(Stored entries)
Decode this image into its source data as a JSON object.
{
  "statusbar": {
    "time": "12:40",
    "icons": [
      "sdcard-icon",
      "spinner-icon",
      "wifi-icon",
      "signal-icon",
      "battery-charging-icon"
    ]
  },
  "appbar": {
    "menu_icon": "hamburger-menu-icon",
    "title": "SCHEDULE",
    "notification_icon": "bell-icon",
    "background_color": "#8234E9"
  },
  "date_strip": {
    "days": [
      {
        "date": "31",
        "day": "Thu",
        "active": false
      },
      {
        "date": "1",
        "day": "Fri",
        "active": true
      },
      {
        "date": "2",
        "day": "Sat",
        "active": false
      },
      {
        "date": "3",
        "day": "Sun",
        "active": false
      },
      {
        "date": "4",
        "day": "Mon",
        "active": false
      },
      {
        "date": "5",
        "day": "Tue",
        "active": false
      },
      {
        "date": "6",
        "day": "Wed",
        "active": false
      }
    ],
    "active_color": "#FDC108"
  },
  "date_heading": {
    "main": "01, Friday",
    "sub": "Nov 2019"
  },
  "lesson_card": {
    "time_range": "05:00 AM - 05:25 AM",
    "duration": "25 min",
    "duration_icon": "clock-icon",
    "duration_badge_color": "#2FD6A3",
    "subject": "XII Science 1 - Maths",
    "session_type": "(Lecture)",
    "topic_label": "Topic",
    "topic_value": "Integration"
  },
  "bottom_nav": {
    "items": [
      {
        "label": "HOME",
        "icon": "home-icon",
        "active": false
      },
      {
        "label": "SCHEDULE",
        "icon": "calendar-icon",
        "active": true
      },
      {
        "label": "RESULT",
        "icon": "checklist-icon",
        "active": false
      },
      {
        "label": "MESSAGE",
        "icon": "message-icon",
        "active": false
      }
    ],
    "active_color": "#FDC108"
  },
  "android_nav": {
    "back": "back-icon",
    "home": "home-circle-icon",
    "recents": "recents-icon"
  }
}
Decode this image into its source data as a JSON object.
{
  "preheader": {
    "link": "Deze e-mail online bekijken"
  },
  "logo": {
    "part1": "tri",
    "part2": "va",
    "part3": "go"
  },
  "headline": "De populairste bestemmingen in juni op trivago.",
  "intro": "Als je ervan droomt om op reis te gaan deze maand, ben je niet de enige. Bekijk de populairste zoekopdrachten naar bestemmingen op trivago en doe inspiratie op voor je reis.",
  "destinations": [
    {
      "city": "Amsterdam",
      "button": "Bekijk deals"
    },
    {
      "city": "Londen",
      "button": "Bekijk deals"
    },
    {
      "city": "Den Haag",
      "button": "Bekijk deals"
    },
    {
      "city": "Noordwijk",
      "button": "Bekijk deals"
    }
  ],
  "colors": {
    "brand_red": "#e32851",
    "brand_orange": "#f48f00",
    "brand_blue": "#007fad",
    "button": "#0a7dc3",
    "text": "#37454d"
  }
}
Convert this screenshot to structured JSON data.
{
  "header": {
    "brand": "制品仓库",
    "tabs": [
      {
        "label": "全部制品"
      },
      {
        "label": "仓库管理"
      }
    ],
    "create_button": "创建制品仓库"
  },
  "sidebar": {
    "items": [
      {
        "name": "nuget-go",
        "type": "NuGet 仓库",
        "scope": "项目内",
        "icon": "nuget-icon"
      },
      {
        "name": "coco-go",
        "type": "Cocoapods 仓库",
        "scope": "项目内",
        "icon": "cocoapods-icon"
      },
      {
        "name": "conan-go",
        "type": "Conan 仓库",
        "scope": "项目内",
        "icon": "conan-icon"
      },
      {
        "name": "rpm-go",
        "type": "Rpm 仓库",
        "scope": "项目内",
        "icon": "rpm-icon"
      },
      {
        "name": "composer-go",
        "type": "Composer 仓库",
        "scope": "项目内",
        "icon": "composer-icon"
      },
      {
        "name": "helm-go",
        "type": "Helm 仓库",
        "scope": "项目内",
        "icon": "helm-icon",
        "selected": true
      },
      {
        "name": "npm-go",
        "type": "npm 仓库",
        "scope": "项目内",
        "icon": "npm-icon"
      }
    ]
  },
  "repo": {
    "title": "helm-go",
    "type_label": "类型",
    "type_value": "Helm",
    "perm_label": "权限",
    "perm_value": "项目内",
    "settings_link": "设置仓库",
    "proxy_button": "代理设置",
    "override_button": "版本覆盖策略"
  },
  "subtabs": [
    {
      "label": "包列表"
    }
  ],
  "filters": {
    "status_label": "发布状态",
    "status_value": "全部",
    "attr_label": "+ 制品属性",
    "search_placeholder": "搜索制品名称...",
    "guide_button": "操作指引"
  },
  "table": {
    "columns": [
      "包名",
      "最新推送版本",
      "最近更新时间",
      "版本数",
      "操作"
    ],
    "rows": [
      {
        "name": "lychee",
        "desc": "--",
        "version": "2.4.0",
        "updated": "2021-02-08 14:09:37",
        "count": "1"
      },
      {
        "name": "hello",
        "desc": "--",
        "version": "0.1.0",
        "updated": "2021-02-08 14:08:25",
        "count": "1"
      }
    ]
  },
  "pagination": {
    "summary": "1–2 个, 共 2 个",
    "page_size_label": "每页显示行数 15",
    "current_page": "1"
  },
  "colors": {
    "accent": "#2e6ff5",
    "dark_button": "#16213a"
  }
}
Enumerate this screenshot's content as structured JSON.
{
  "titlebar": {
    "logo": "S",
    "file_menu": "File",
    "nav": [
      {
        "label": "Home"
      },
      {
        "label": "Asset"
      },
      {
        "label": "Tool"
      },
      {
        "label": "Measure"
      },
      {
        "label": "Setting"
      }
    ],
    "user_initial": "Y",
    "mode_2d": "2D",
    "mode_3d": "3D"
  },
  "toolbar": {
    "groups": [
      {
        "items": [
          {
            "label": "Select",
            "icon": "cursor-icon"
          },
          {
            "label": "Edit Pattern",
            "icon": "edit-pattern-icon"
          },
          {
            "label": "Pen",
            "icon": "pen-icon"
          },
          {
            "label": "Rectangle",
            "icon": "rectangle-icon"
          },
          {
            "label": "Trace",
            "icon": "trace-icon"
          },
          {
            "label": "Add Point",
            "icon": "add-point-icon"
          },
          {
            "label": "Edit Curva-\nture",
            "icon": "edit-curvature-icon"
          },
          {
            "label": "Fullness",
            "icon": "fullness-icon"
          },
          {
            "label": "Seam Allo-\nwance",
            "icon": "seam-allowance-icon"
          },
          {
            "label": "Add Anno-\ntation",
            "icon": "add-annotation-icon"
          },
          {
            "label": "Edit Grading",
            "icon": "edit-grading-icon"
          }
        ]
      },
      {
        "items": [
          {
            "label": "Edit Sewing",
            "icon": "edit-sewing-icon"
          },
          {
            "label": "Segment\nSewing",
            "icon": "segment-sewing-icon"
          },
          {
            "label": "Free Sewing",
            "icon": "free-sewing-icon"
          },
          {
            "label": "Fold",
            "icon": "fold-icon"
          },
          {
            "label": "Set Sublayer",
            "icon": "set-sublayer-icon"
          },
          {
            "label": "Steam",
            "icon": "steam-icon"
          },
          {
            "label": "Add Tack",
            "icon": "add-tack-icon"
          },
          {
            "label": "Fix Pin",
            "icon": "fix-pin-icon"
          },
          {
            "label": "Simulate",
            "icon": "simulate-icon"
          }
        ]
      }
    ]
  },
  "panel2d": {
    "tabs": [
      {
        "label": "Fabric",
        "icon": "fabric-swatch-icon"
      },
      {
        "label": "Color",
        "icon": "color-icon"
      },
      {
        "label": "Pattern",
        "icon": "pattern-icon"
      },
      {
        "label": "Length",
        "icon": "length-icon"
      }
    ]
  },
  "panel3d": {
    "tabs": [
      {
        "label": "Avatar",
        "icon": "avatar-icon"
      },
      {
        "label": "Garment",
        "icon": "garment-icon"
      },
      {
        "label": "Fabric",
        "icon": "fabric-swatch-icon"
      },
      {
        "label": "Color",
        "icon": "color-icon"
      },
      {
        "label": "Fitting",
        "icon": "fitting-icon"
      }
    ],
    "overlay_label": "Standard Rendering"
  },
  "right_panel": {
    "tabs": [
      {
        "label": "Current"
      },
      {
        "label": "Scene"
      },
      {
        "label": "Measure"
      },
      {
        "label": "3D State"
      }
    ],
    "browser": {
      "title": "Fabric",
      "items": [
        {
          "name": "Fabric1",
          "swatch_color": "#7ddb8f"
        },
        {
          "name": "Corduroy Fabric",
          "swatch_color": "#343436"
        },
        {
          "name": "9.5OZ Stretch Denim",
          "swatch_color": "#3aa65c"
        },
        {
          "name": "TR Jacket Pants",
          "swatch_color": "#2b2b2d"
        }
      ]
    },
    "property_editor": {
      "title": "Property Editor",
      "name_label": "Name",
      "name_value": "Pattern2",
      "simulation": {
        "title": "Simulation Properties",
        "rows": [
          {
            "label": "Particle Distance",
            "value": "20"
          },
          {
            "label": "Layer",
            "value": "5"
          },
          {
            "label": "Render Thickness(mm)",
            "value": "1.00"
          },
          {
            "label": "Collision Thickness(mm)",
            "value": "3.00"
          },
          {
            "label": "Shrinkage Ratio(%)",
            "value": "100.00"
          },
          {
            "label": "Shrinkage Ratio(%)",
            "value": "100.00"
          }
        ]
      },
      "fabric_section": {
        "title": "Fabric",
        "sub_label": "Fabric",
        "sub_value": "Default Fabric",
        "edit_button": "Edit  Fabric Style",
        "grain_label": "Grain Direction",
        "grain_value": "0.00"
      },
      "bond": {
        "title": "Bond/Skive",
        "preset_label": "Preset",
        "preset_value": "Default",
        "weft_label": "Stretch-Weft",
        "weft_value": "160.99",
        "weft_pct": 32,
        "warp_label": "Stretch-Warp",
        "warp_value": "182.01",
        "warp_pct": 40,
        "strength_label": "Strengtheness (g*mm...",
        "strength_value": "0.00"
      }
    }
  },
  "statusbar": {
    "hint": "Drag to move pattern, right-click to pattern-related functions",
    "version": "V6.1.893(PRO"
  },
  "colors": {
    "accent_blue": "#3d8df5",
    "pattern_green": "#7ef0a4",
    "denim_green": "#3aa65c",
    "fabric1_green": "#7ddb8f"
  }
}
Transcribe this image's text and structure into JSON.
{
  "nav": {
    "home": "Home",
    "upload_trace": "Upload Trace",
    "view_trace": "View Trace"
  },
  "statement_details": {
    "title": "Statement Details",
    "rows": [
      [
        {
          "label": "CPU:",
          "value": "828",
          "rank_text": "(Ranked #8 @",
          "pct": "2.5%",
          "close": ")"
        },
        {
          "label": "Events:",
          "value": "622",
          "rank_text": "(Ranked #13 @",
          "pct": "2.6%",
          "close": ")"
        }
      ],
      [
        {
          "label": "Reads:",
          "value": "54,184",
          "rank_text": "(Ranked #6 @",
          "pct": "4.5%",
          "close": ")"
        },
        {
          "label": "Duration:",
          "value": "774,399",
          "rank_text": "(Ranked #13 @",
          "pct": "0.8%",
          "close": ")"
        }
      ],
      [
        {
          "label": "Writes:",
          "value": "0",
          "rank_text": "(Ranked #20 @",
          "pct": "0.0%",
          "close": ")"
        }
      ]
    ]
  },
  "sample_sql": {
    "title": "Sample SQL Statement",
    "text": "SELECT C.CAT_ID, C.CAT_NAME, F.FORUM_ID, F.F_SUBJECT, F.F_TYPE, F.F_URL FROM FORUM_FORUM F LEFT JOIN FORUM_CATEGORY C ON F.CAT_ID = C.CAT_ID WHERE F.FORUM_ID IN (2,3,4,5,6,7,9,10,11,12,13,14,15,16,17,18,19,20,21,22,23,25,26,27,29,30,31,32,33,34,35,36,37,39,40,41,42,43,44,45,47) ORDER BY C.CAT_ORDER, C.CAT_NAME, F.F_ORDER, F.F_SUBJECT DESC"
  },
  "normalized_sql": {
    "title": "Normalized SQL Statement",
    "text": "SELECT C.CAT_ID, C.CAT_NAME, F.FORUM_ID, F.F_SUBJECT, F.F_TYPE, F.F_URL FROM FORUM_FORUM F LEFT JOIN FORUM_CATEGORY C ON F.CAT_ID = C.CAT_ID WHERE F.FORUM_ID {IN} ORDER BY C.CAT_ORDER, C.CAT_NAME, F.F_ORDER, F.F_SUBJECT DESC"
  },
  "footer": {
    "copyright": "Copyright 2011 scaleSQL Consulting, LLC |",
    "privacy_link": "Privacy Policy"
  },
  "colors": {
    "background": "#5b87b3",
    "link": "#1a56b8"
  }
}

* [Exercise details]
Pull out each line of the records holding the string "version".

* [The completed task]
        "version": "2.4.0",
        "version": "0.1.0",
    "version": "V6.1.893(PRO"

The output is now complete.